The Plovdiv Appellate Court has overturned the ruling of the Plovdiv Regional Court to annul the two increases of the capital of the International Plovdiv Fair company and to return the majority stake in the Fair to the State.
The latest development came after the Fair's owner, Georgi Gergov, appealed the decision of the Regional Court.
According to the Appellate Court in Bulgaria's second largest city, the two increases of the capital, making Gergov's company "Puldin Tourinvest" owner of the Fair, were made legally.
The Appellate Court rule, however, is not final and can be appealed with the Supreme Court of Cassations.
The two capital increases were made in 2006 and 2007, reducing the State's stake below 50% and making the municipal-private company "Puldin Tourinvest" a majority stakeholder. In 2008, Gergov acquired the majority share package of the company, which was not slated for privatization, by purchasing them from restitution owners.

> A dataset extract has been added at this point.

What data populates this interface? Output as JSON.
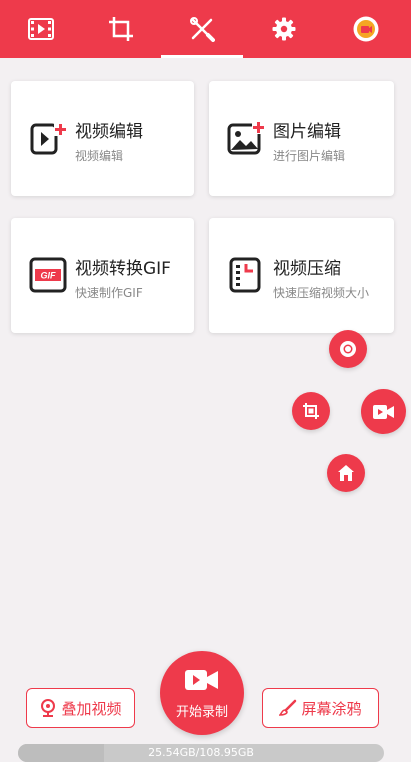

At the time, Gergov immediately replaced the Fair's management, appointing close associates to key posts under the approving eye of the former, Socialist-led Three-Way Coalition cabinet.
Soon after the cabinet of the Citizens for European Development of Bulgaria (GERB) party came into power, Economy and Energy Minister, Traicho Traikov, declared he would return the ownership of the Plovdiv Fair back to the State. The first idea was to increase the capital, but the move could not be carried out without the agreement of "Puldin Tourinvest."

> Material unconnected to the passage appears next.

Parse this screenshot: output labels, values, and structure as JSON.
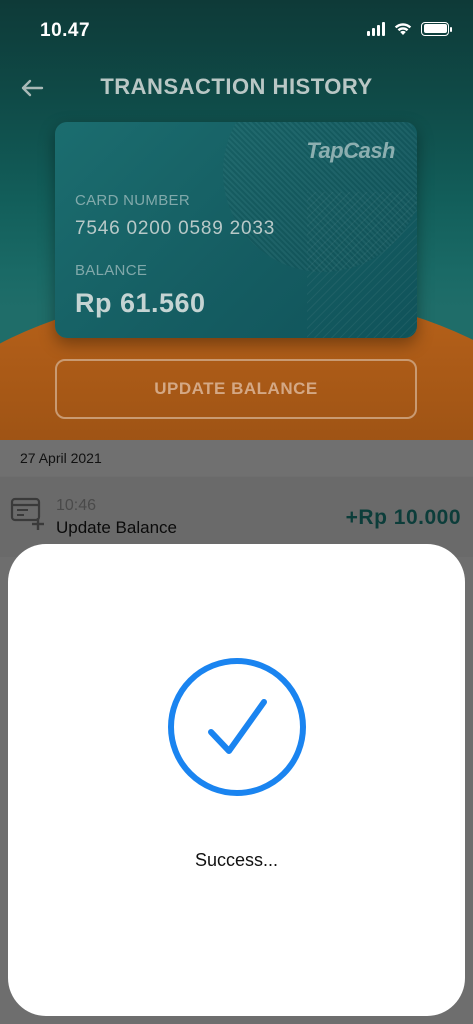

In April 2010, Traikov submitted the case with the Court after a probe of the deal involving the Fair revealed a number of violations of the trade and privatization laws.
At the end of January, 2011, the Regional Court magistrates made their judgment on the grounds that at the time of the first increase of the capital, the company was no longer a property belonging solely to the State, but a shareholder association thus then Economy Minister, Rumen Ovcharov (from the Bulgarian Socialist Party) did not have the authority to make a single-handed decision about the increase.

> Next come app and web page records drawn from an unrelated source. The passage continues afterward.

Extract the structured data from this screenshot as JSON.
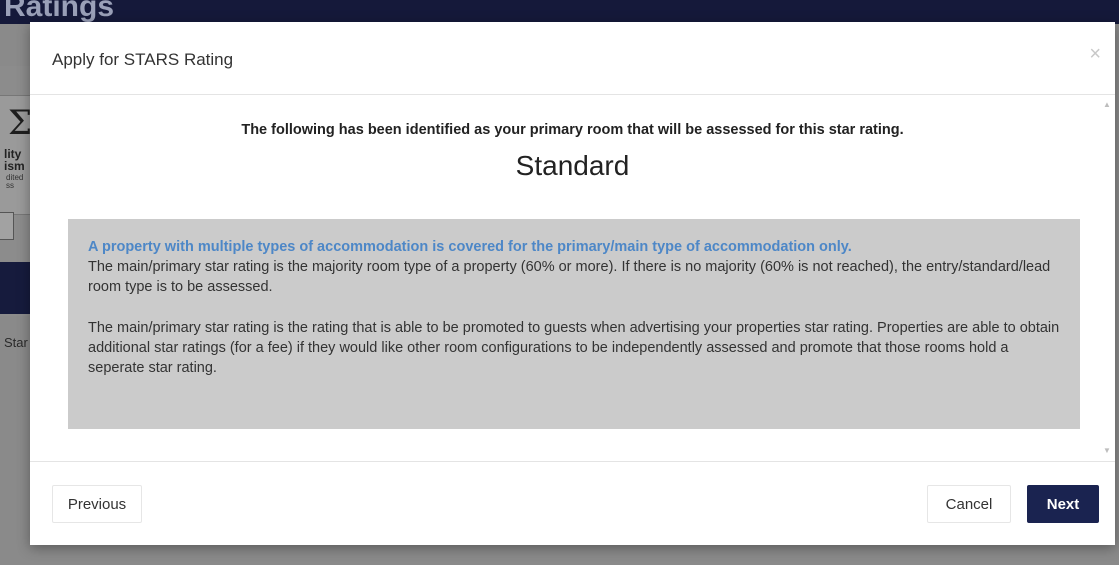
{
  "background": {
    "header_title": "Ratings",
    "logo_mark": "Σ",
    "logo_text_line1": "lity",
    "logo_text_line2": "ism",
    "logo_text_small1": "dited",
    "logo_text_small2": "ss",
    "star_label": "Star"
  },
  "modal": {
    "title": "Apply for STARS Rating",
    "close_glyph": "×",
    "intro": "The following has been identified as your primary room that will be assessed for this star rating.",
    "room_type": "Standard",
    "info": {
      "lead": "A property with multiple types of accommodation is covered for the primary/main type of accommodation only.",
      "paragraph1": "The main/primary star rating is the majority room type of a property (60% or more). If there is no majority (60% is not reached), the entry/standard/lead room type is to be assessed.",
      "paragraph2": "The main/primary star rating is the rating that is able to be promoted to guests when advertising your properties star rating. Properties are able to obtain additional star ratings (for a fee) if they would like other room configurations to be independently assessed and promote that those rooms hold a seperate star rating."
    },
    "scroll_up_glyph": "▲",
    "scroll_down_glyph": "▼",
    "footer": {
      "previous_label": "Previous",
      "cancel_label": "Cancel",
      "next_label": "Next"
    }
  },
  "colors": {
    "header_bg": "#15193a",
    "primary_button": "#1a2350",
    "info_lead": "#4d87c7",
    "info_box_bg": "#cbcbcb",
    "overlay": "#8a8a8a"
  }
}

In addition, according to the Privatization and Post-privatization Control Act, the reduction of the State capital needed the agreement of the Privatization Agency. The Court had been unable to find such agreement in the documentation of the case, making the capital increase a "hidden" privatization.